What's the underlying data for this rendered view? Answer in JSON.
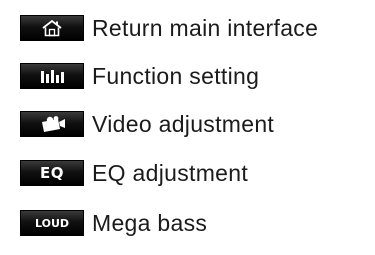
{
  "menu": {
    "items": [
      {
        "icon": "home-icon",
        "label": "Return main interface"
      },
      {
        "icon": "equalizer-bars-icon",
        "label": "Function setting"
      },
      {
        "icon": "video-camera-icon",
        "label": "Video adjustment"
      },
      {
        "icon": "eq-icon",
        "icon_text": "EQ",
        "label": "EQ adjustment"
      },
      {
        "icon": "loud-icon",
        "icon_text": "LOUD",
        "label": "Mega bass"
      }
    ]
  }
}
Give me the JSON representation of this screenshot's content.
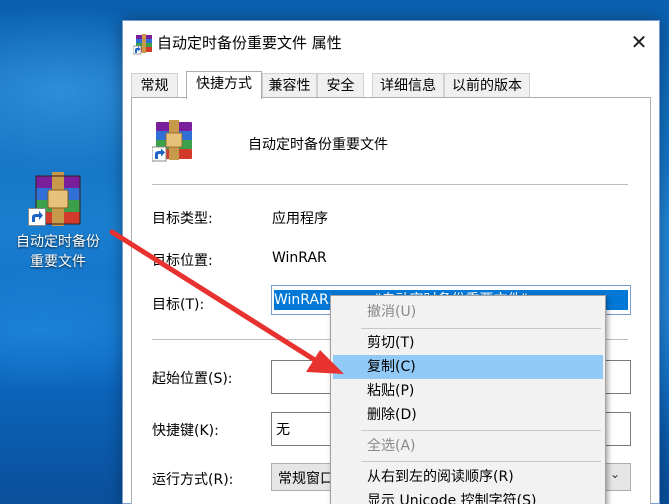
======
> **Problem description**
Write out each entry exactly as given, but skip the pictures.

> **Exercise result**
What's the underlying data for this rendered view? Answer in JSON.
{
  "menu": {
    "items": [
      {
        "icon": "home-icon",
        "label": "Return main interface"
      },
      {
        "icon": "equalizer-bars-icon",
        "label": "Function setting"
      },
      {
        "icon": "video-camera-icon",
        "label": "Video adjustment"
      },
      {
        "icon": "eq-icon",
        "icon_text": "EQ",
        "label": "EQ adjustment"
      },
      {
        "icon": "loud-icon",
        "icon_text": "LOUD",
        "label": "Mega bass"
      }
    ]
  }
}
Give me the JSON representation of this screenshot's content.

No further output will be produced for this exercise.